What Is Hypomania?
Hypomania is a state of heightened or irritable mood and unusually increased energy or activity that is similar to but less intense than mania. A hypomanic episode is a distinct period of time in which these marked changes from a person’s baseline mood and energy are apparent.
A hypomanic episode is defined by the DSM-5 as lasting four or more days in a row, for most of the day, and involving several other symptoms in addition to changes in mood and activity. Among those symptoms are a spike in self-esteem or grandiosity, a lowered inclination to sleep, greater talkativeness, and increased engagement in potentially hazardous activities such as excessive spending or risky sexual behavior.
Is Hypomania Good or Bad?

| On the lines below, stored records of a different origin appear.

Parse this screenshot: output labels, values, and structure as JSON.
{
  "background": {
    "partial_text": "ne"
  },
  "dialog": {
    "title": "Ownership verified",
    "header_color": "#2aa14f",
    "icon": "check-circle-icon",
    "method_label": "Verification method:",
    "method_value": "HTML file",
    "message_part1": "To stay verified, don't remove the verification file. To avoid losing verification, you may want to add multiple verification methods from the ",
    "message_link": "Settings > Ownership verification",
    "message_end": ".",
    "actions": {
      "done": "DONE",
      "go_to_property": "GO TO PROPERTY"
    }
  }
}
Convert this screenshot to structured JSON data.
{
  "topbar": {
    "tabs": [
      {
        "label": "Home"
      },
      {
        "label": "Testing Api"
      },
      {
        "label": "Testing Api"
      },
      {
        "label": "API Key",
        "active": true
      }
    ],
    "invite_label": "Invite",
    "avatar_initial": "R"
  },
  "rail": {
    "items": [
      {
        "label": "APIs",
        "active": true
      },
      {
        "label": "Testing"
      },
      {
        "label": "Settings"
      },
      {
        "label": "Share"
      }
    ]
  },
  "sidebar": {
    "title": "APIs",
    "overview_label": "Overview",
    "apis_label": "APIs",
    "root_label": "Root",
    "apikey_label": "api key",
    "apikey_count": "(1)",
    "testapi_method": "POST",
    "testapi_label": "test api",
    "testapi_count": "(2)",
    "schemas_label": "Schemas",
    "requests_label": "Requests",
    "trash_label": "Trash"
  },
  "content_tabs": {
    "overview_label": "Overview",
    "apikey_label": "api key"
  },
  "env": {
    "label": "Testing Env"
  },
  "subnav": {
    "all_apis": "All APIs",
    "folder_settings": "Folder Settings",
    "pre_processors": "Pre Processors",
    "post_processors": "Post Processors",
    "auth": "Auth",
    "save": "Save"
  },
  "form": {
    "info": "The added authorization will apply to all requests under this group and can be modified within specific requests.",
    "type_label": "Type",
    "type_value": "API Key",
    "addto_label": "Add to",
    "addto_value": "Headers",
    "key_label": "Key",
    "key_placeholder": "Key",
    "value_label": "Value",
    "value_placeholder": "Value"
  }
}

For someone experiencing a stretch of hypomania, a burst of energy, rush of ideas, or interest in achieving goals may add up to a generally positive-feeling experience. There may be a blurry line between a functional period of hypomanic productivity and a more severe state that indicates professional care is warranted.

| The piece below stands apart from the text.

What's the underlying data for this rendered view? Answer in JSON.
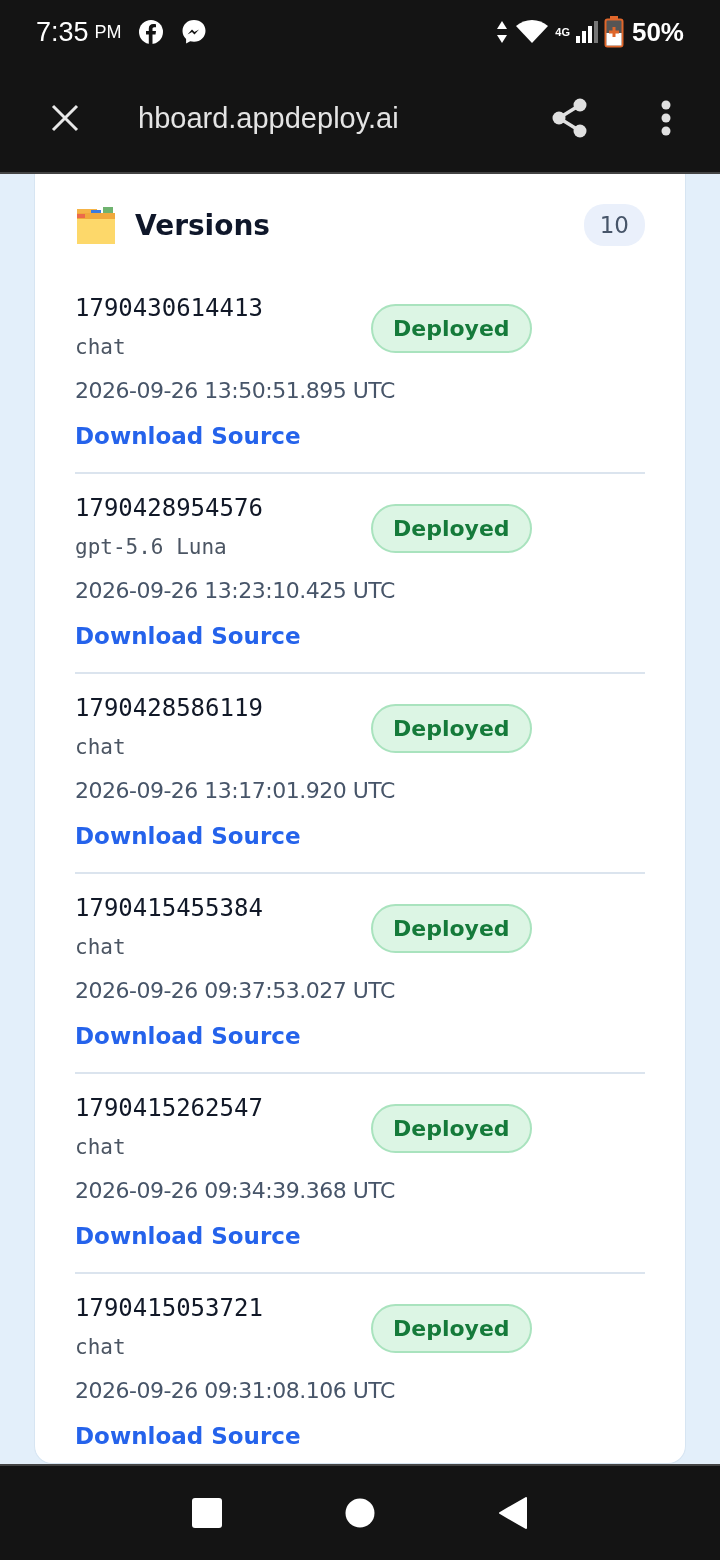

Hypomania can, however, involve negative aspects (including irritability) and may increase the possibility of harm resulting from risk-taking behavior. It can also coincide with depressive symptoms.

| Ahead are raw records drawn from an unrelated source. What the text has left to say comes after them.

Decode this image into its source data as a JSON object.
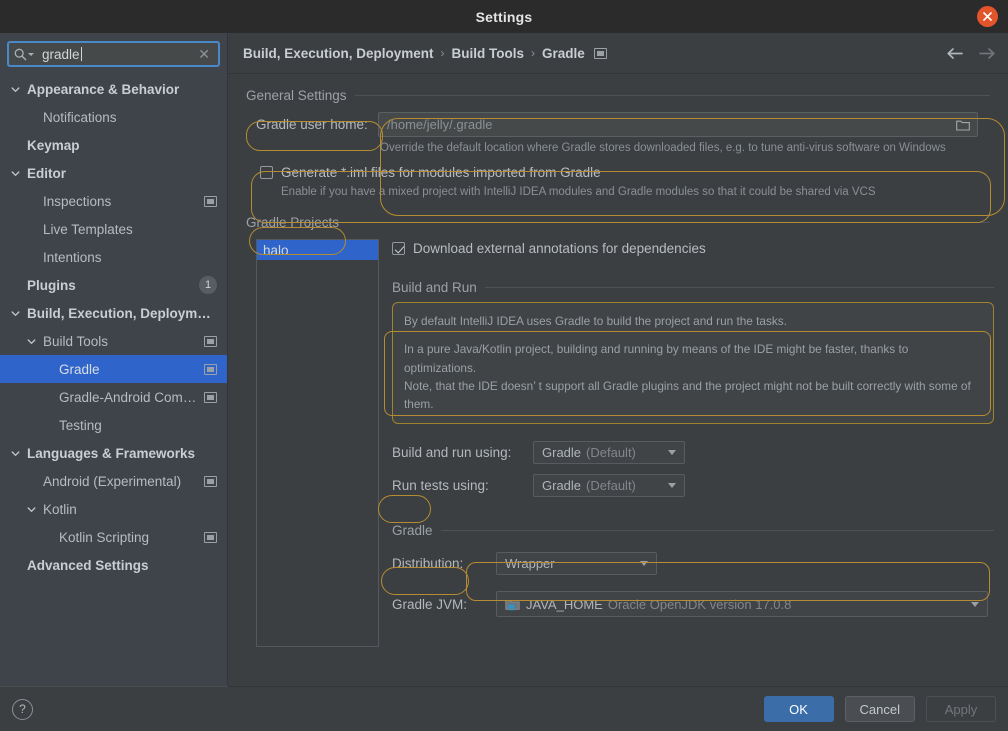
{
  "window": {
    "title": "Settings",
    "close_icon": "close-icon"
  },
  "sidebar": {
    "search": {
      "value": "gradle",
      "icon": "search-icon",
      "clear_icon": "clear-icon"
    },
    "items": [
      {
        "label": "Appearance & Behavior",
        "indent": 0,
        "bold": true,
        "twisty": "down",
        "icon": false,
        "badge": "",
        "selected": false
      },
      {
        "label": "Notifications",
        "indent": 1,
        "bold": false,
        "twisty": "none",
        "icon": false,
        "badge": "",
        "selected": false
      },
      {
        "label": "Keymap",
        "indent": 0,
        "bold": true,
        "twisty": "none",
        "icon": false,
        "badge": "",
        "selected": false
      },
      {
        "label": "Editor",
        "indent": 0,
        "bold": true,
        "twisty": "down",
        "icon": false,
        "badge": "",
        "selected": false
      },
      {
        "label": "Inspections",
        "indent": 1,
        "bold": false,
        "twisty": "none",
        "icon": true,
        "badge": "",
        "selected": false
      },
      {
        "label": "Live Templates",
        "indent": 1,
        "bold": false,
        "twisty": "none",
        "icon": false,
        "badge": "",
        "selected": false
      },
      {
        "label": "Intentions",
        "indent": 1,
        "bold": false,
        "twisty": "none",
        "icon": false,
        "badge": "",
        "selected": false
      },
      {
        "label": "Plugins",
        "indent": 0,
        "bold": true,
        "twisty": "none",
        "icon": false,
        "badge": "1",
        "selected": false
      },
      {
        "label": "Build, Execution, Deployment",
        "indent": 0,
        "bold": true,
        "twisty": "down",
        "icon": false,
        "badge": "",
        "selected": false
      },
      {
        "label": "Build Tools",
        "indent": 1,
        "bold": false,
        "twisty": "down",
        "icon": true,
        "badge": "",
        "selected": false
      },
      {
        "label": "Gradle",
        "indent": 2,
        "bold": false,
        "twisty": "none",
        "icon": true,
        "badge": "",
        "selected": true
      },
      {
        "label": "Gradle-Android Compiler",
        "indent": 2,
        "bold": false,
        "twisty": "none",
        "icon": true,
        "badge": "",
        "selected": false
      },
      {
        "label": "Testing",
        "indent": 2,
        "bold": false,
        "twisty": "none",
        "icon": false,
        "badge": "",
        "selected": false
      },
      {
        "label": "Languages & Frameworks",
        "indent": 0,
        "bold": true,
        "twisty": "down",
        "icon": false,
        "badge": "",
        "selected": false
      },
      {
        "label": "Android (Experimental)",
        "indent": 1,
        "bold": false,
        "twisty": "none",
        "icon": true,
        "badge": "",
        "selected": false
      },
      {
        "label": "Kotlin",
        "indent": 1,
        "bold": false,
        "twisty": "down",
        "icon": false,
        "badge": "",
        "selected": false
      },
      {
        "label": "Kotlin Scripting",
        "indent": 2,
        "bold": false,
        "twisty": "none",
        "icon": true,
        "badge": "",
        "selected": false
      },
      {
        "label": "Advanced Settings",
        "indent": 0,
        "bold": true,
        "twisty": "none",
        "icon": false,
        "badge": "",
        "selected": false
      }
    ]
  },
  "breadcrumb": {
    "parts": [
      "Build, Execution, Deployment",
      "Build Tools",
      "Gradle"
    ],
    "separator": "›",
    "project_icon": "project-scope-icon",
    "back_icon": "arrow-left-icon",
    "forward_icon": "arrow-right-icon"
  },
  "main": {
    "general_settings": {
      "title": "General Settings",
      "gradle_user_home": {
        "label": "Gradle user home:",
        "placeholder": "/home/jelly/.gradle",
        "value": "",
        "browse_icon": "folder-icon",
        "hint": "Override the default location where Gradle stores downloaded files, e.g. to tune anti-virus software on Windows"
      },
      "generate_iml": {
        "label": "Generate *.iml files for modules imported from Gradle",
        "checked": false,
        "hint": "Enable if you have a mixed project with IntelliJ IDEA modules and Gradle modules so that it could be shared via VCS"
      }
    },
    "gradle_projects": {
      "title": "Gradle Projects",
      "projects": [
        "halo"
      ],
      "selected_project": "halo",
      "download_annotations": {
        "label": "Download external annotations for dependencies",
        "checked": true
      },
      "build_and_run": {
        "title": "Build and Run",
        "info_line1": "By default IntelliJ IDEA uses Gradle to build the project and run the tasks.",
        "info_line2": "In a pure Java/Kotlin project, building and running by means of the IDE might be faster, thanks to optimizations.",
        "info_line3": "Note, that the IDE doesn’ t support all Gradle plugins and the project might not be built correctly with some of them.",
        "build_and_run_using": {
          "label": "Build and run using:",
          "value": "Gradle",
          "suffix": "(Default)"
        },
        "run_tests_using": {
          "label": "Run tests using:",
          "value": "Gradle",
          "suffix": "(Default)"
        }
      },
      "gradle": {
        "title": "Gradle",
        "distribution": {
          "label": "Distribution:",
          "value": "Wrapper"
        },
        "gradle_jvm": {
          "label": "Gradle JVM:",
          "icon": "java-home-folder-icon",
          "value": "JAVA_HOME",
          "suffix": "Oracle OpenJDK version 17.0.8"
        }
      }
    }
  },
  "footer": {
    "help_icon": "help-icon",
    "help_label": "?",
    "ok": "OK",
    "cancel": "Cancel",
    "apply": "Apply"
  },
  "colors": {
    "accent_selection": "#2f65ca",
    "highlight_ring": "#b58c32",
    "primary_button": "#3b6ea8",
    "close_button": "#e2542a",
    "panel_bg": "#3c3f41",
    "sidebar_bg": "#3f434a",
    "titlebar_bg": "#2b2b2b"
  }
}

While not everyone who experiences hypomanic symptoms has a mood disorder, their presence is important to any broader consideration of a person’s mental health history. A hypomanic episode is key to the psychiatric definition of bipolar disorder type II, which also involves major depression, and is associated with a high risk for suicide.